Staying up to date on COVID vaccines will help you stay healthy and limit how sick you get if you are infected. People 5 years of age and older can receive a COVID bivalent booster which protects against BA.4 and BA.5, omicron subvariants that are responsible for the majority of current infection. For younger children only the primary series is available. There isn’t a vaccine for RSV, but washing hands and holding any gatherings outside as much as possible will help. For flu, the CDC recommends everyone 6 months and older receive a vaccine.

I Tested Positive For COVID. Now What?

First of all, don’t go to a party — you don’t want to infect anyone. Try to isolate yourself away from anyone you live with. Contact your health provider. You may be able to do a telehealth visit and skip the waiting room. Ask your health provider if treatments make sense, ideally in the first day or so. They both shorten the course and make it less severe. The antiviral paxlovid requires a prescription, and some adults may not be able to take it because it conflicts with common heart medications.
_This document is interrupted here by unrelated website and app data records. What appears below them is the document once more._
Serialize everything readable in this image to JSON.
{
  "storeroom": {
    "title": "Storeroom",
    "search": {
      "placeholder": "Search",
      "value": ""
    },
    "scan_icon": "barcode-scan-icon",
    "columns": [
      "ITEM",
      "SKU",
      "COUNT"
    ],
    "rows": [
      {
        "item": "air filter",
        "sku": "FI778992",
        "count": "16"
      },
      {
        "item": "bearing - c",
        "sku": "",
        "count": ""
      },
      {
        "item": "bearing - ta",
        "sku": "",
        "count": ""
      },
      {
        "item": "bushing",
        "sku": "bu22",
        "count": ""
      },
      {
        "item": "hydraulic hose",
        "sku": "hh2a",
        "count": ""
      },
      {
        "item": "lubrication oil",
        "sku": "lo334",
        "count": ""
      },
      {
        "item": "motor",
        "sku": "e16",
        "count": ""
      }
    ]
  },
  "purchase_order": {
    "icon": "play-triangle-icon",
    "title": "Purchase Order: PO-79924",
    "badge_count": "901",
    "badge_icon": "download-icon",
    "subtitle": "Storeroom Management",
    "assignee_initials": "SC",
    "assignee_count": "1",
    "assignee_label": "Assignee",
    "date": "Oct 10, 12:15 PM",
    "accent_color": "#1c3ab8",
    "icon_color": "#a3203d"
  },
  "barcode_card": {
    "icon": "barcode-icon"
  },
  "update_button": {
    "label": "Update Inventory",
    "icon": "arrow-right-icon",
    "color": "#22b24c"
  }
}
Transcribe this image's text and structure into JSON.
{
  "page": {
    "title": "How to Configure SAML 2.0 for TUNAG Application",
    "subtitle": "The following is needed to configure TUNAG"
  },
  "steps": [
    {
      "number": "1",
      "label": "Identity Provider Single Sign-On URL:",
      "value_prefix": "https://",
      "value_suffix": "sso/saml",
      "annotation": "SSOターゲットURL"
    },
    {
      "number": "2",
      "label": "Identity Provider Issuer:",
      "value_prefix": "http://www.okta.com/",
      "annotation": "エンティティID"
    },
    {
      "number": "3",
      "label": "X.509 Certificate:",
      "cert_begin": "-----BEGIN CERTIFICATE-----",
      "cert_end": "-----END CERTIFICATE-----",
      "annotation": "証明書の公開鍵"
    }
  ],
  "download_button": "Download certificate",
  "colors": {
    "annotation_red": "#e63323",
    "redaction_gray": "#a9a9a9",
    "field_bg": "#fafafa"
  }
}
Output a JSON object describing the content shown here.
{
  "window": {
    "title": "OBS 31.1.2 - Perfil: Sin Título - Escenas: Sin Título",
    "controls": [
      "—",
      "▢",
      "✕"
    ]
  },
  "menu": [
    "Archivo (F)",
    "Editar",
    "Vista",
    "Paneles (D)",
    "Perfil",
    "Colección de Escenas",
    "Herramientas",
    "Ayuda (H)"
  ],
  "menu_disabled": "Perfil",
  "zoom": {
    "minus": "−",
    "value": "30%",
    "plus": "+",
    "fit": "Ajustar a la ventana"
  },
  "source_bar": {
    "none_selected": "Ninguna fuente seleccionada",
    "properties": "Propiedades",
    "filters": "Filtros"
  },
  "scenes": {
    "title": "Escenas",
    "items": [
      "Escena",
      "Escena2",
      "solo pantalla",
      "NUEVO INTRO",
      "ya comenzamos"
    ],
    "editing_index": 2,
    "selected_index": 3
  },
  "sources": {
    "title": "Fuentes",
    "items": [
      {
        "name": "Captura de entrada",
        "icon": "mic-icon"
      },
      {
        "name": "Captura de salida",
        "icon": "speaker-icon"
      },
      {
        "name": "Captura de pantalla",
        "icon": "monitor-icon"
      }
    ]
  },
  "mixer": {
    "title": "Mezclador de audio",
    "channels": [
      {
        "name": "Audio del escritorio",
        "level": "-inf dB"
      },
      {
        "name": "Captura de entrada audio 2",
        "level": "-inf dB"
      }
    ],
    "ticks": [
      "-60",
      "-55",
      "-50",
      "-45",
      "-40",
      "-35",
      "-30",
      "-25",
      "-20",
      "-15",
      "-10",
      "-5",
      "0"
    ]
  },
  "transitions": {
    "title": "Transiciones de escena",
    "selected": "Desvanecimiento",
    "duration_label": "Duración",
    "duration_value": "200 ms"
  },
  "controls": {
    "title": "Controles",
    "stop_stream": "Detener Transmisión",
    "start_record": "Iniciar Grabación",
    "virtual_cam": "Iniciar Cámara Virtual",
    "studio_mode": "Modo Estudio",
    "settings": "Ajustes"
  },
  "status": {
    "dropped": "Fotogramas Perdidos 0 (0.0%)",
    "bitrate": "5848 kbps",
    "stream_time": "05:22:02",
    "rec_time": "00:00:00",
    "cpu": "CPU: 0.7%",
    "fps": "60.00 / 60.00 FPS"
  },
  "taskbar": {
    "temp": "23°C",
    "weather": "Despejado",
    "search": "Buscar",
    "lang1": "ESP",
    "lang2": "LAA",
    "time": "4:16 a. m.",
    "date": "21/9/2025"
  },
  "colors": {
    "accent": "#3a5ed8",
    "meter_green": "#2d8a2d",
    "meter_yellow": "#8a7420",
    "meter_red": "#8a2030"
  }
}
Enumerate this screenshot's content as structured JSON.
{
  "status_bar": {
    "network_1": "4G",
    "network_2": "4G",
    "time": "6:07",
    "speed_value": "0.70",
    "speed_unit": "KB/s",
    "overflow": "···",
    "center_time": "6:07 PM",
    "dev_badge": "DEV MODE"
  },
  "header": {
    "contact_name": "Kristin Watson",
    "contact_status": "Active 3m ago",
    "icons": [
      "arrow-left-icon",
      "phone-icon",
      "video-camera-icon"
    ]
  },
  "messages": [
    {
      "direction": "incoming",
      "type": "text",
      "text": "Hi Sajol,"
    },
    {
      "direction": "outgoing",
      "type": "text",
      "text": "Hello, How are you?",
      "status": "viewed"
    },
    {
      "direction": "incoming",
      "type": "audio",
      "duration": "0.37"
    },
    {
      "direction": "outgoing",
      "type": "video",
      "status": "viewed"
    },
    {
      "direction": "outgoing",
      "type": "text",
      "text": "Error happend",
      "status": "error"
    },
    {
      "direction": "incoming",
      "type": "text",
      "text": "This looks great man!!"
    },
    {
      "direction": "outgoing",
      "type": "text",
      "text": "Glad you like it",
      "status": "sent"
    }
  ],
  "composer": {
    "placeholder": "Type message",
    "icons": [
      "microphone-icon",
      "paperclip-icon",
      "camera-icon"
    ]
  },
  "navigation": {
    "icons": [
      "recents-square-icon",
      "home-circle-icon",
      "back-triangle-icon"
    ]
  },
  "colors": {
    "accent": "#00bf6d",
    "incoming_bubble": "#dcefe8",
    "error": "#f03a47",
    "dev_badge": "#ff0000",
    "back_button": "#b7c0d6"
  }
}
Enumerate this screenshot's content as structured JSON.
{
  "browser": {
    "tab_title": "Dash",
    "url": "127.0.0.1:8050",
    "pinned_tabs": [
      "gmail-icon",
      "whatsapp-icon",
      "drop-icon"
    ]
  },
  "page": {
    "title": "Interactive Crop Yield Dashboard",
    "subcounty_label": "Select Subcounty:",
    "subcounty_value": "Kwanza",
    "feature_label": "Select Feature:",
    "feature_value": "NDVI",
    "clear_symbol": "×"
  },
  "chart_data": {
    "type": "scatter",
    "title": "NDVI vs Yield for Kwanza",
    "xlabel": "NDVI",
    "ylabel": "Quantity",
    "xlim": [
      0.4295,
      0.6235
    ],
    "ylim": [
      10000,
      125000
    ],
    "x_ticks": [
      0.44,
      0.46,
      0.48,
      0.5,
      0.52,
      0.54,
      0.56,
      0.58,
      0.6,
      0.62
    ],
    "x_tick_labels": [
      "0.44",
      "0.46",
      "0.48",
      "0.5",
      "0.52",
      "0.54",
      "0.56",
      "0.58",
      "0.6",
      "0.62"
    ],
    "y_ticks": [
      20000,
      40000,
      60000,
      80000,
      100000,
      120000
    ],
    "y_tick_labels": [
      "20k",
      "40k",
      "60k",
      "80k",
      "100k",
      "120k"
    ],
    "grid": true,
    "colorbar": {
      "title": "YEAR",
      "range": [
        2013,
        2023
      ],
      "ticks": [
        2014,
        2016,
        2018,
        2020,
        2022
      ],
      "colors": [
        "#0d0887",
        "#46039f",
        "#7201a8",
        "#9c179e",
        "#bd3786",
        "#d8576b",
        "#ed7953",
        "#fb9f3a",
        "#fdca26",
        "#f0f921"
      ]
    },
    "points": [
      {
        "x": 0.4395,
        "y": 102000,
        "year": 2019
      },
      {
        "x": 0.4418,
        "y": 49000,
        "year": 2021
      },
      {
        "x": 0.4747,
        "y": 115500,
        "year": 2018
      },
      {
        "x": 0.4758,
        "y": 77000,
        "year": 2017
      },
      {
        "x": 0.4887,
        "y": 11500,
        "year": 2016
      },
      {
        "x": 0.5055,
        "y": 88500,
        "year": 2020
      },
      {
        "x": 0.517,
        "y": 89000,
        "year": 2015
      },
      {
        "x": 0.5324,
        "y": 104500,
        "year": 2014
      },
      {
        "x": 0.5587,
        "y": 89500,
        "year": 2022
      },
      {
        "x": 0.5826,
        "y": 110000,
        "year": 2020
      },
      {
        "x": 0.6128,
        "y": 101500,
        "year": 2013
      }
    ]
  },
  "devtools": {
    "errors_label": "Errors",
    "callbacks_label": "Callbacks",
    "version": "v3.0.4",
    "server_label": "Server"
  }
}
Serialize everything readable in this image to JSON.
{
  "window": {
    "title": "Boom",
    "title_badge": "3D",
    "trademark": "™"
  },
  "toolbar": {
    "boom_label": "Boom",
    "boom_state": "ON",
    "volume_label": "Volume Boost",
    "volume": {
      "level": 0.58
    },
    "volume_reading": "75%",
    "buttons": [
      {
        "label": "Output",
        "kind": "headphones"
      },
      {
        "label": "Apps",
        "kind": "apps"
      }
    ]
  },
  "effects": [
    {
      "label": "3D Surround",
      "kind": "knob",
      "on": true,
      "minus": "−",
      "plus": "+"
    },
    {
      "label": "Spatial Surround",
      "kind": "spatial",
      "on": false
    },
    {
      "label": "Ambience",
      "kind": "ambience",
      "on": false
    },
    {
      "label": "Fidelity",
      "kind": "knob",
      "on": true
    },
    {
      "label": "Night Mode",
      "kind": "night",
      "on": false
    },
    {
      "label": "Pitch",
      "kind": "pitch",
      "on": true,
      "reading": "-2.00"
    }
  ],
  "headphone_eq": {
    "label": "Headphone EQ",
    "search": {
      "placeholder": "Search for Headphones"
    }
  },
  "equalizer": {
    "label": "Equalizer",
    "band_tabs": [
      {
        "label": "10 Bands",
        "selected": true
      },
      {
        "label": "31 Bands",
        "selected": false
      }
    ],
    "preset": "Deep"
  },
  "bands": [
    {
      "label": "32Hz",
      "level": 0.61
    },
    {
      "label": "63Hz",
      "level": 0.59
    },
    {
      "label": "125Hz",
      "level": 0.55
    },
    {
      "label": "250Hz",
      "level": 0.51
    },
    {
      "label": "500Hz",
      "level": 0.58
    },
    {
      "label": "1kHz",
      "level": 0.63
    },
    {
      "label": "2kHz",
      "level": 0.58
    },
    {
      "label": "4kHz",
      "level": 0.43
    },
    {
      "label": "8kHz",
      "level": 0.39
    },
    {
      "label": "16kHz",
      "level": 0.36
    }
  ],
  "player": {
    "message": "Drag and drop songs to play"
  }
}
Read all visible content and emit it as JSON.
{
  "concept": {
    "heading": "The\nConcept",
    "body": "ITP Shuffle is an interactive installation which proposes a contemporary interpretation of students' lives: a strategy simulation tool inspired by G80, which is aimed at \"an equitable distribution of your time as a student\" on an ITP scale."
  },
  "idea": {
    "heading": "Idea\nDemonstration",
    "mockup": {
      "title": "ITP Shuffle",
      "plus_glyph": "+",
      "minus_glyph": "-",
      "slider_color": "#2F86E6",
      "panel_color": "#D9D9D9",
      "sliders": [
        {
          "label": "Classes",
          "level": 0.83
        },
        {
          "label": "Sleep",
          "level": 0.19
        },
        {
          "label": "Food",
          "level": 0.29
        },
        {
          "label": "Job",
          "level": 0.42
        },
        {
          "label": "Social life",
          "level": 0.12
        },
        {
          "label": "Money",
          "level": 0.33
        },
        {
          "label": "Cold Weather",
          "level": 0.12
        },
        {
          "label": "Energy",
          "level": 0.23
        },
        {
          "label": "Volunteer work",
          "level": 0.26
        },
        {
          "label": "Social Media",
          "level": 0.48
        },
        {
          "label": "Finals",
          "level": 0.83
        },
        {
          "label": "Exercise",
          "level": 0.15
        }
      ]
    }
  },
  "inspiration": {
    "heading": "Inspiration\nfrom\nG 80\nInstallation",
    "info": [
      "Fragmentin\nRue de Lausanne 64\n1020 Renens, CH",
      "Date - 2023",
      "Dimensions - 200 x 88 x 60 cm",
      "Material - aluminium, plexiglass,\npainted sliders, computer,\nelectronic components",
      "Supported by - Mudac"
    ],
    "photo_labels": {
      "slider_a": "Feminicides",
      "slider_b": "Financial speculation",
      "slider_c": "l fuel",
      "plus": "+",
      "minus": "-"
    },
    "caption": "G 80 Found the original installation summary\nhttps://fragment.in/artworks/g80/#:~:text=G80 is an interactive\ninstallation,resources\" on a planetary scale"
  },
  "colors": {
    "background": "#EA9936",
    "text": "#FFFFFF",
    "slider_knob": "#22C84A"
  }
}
Paxlovid pills are available nationwide as part of the federal government's 'test to treat' program.

Check For Extra Sick Time

Any full-time California employee of a company that has 26 or more workers has access to as much as two weeks paid time off for COVID-related sick leave, until the end of December. The law allows two 40-hour buckets of time, one for the employee and another if an employee’s family member tests positive. The two weeks do not need to be consecutive, and exhaustion of one is not required before using another. This temporary law ends Dec. 31.

What questions do you have about the pandemic and health care?
Jackie Fortiér helps Southern Californians understand the pandemic by identifying what's working and what's not in our health response.